Cerebrovasculature and Cognition in Middle Aged Adults At Risk for Alzheimer's Disease
Mason, Emily Jo

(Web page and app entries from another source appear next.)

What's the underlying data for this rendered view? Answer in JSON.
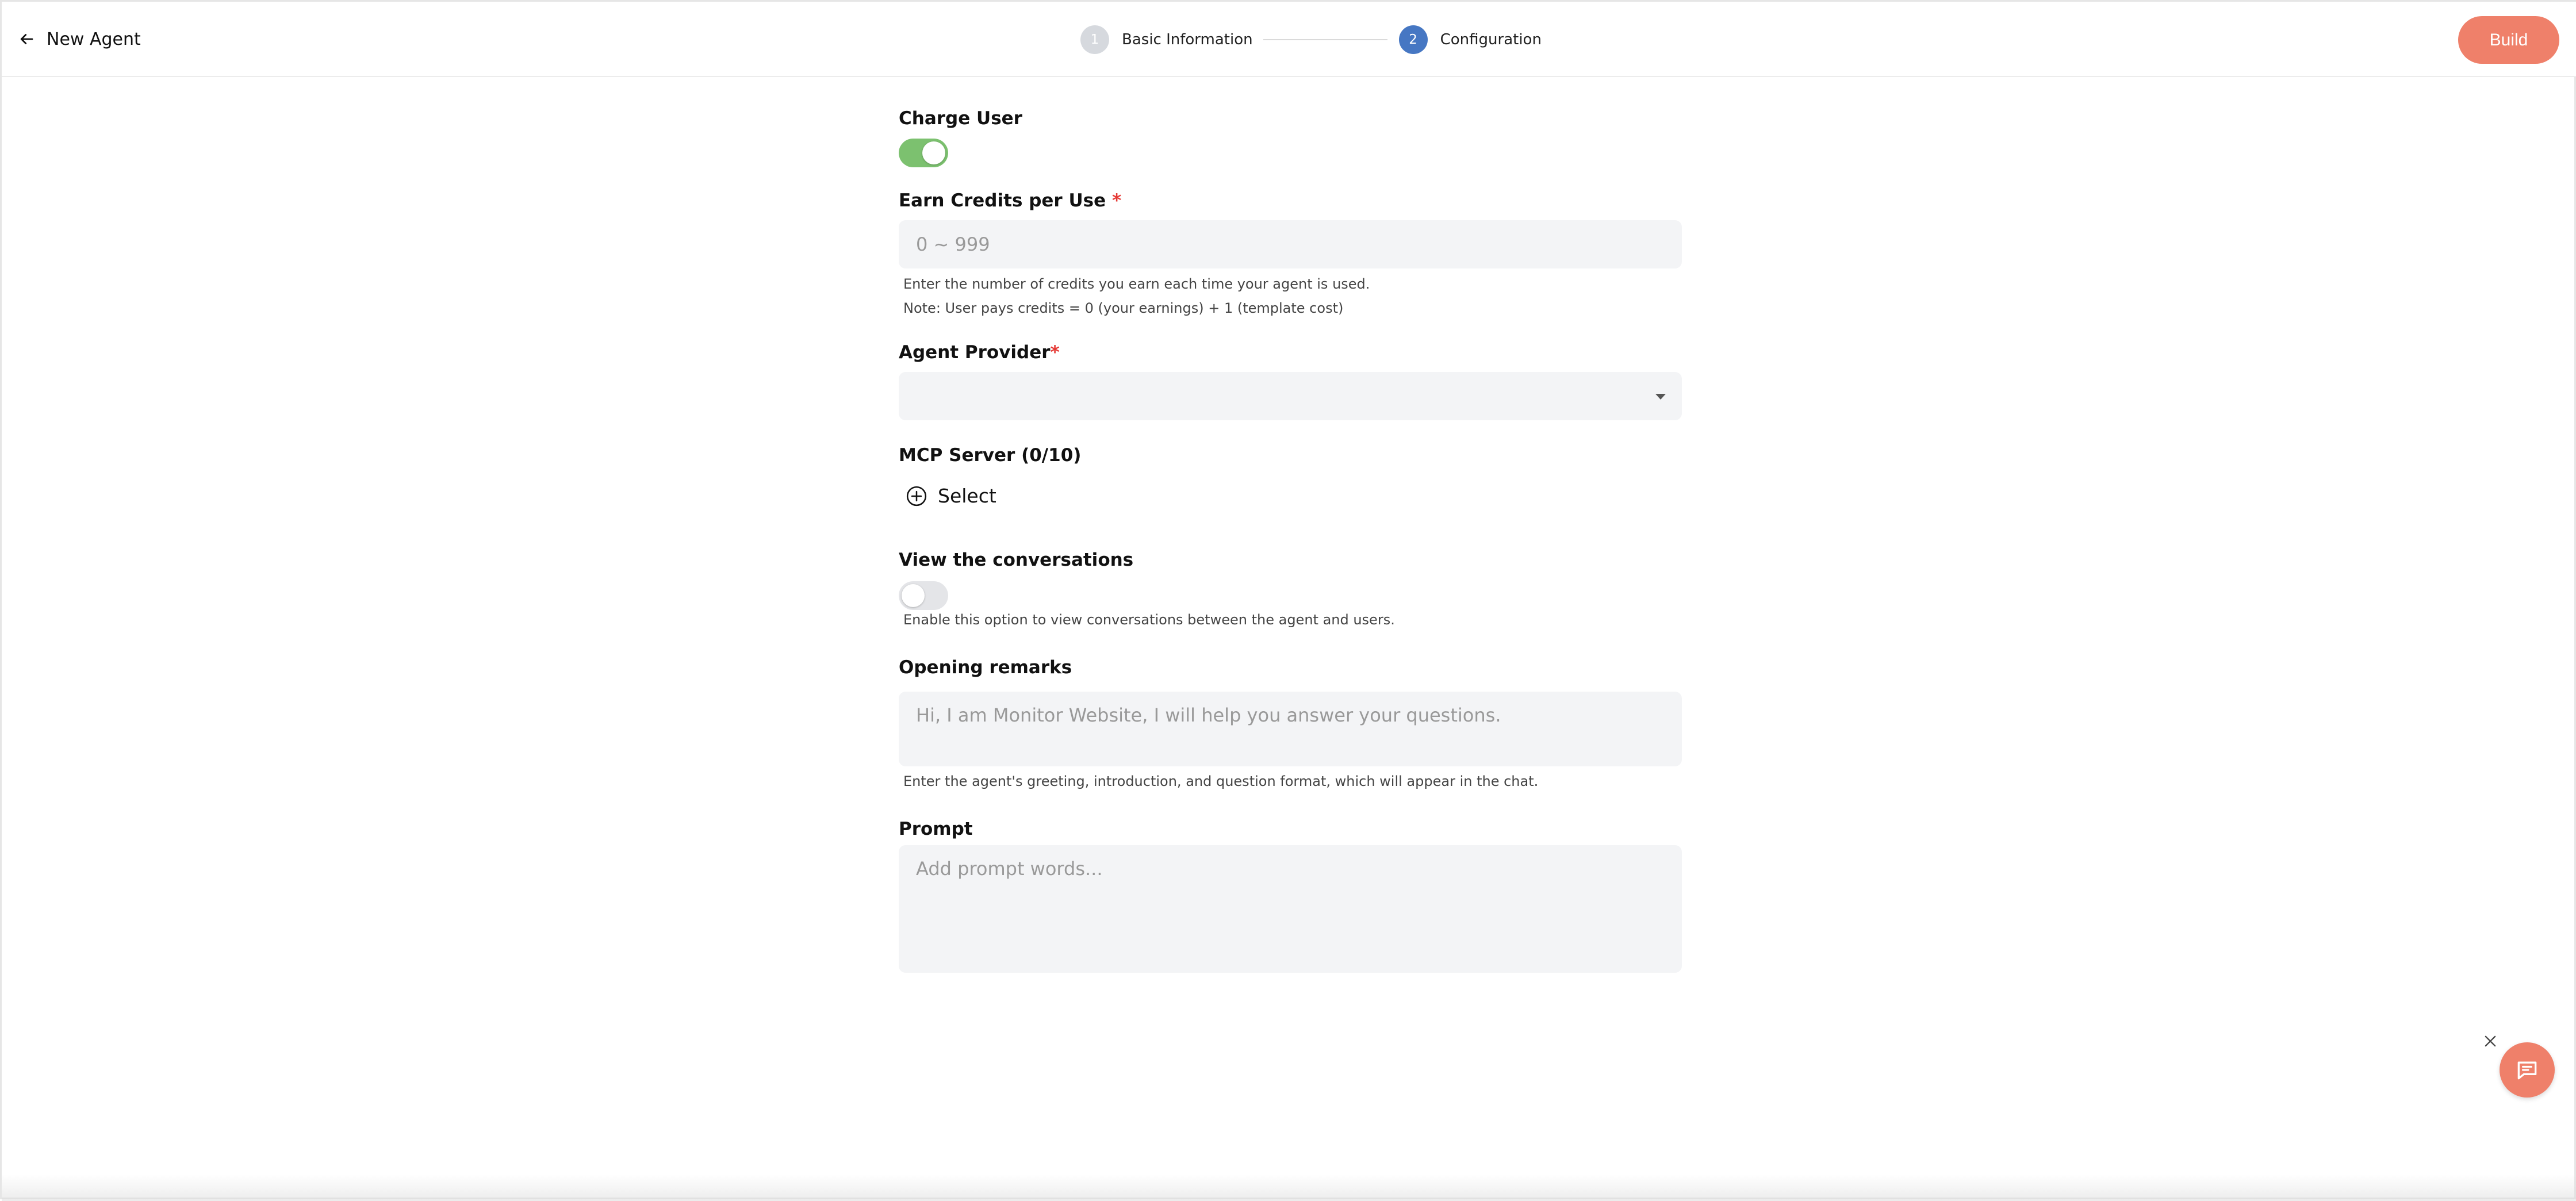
{
  "header": {
    "back_label": "New Agent",
    "steps": [
      {
        "number": "1",
        "label": "Basic Information",
        "state": "done"
      },
      {
        "number": "2",
        "label": "Configuration",
        "state": "active"
      }
    ],
    "build_label": "Build"
  },
  "form": {
    "charge_user": {
      "label": "Charge User",
      "enabled": true
    },
    "earn_credits": {
      "label": "Earn Credits per Use",
      "required_mark": "*",
      "placeholder": "0 ~ 999",
      "hint_1": "Enter the number of credits you earn each time your agent is used.",
      "hint_2": "Note: User pays credits = 0 (your earnings) + 1 (template cost)"
    },
    "agent_provider": {
      "label": "Agent Provider",
      "required_mark": "*",
      "value": ""
    },
    "mcp_server": {
      "label": "MCP Server (0/10)",
      "select_label": "Select"
    },
    "view_conversations": {
      "label": "View the conversations",
      "enabled": false,
      "hint": "Enable this option to view conversations between the agent and users."
    },
    "opening_remarks": {
      "label": "Opening remarks",
      "placeholder": "Hi, I am Monitor Website, I will help you answer your questions.",
      "hint": "Enter the agent's greeting, introduction, and question format, which will appear in the chat."
    },
    "prompt": {
      "label": "Prompt",
      "placeholder": "Add prompt words..."
    }
  },
  "colors": {
    "accent": "#ef806a",
    "step_active": "#4677c3",
    "toggle_on": "#7cc16f",
    "required": "#e53935",
    "field_bg": "#f3f4f6"
  },
  "icons": [
    "arrow-left-icon",
    "plus-circle-icon",
    "caret-down-icon",
    "close-icon",
    "chat-icon"
  ]
}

Alzheimer’s disease (AD) is the most common form of dementia. There is currently no treatment that will delay, halt, or prevent the onset of AD. If a disease modifying therapy were to be implemented, it has been proposed that the earliest stages of the disease must be identified to target individuals in whom treatment would be most effective. The aim of this study was to examine subtle changes in cognition and physiology in middle aged (40-60 years old) subjects at increased risk for AD due to family history. To accomplish this, the project used cognitive tasks that were developed to target specific subregions of the medial temporal lobe, the first area of the brain impacted by AD pathology. Additionally, neuroimaging was used to characterize cerebrovascular function using two metrics: cerebral blood flow (CBF) and cerebrovascular reactivity (CVR). Finally, the relationship between cognitive testing and cerebrovascular function was analyzed. Results showed that the at risk group performed worse on a number of cognitive tests targeting subregions first affected by AD pathology. In contrast, there were no differences between groups in cerebrovascular function or brain volumes. However, CVR correlated with several cognitive tests in the at risk group. These results indicate that there are subtle cognitive differences between middle aged subjects at risk for AD and control subjects, and these differences are likely driven by AD pathology. While there were no group differences in neurovascular function, it is possible that cerebrovascular reactivity may influence individual cognitive performance in these at risk subjects.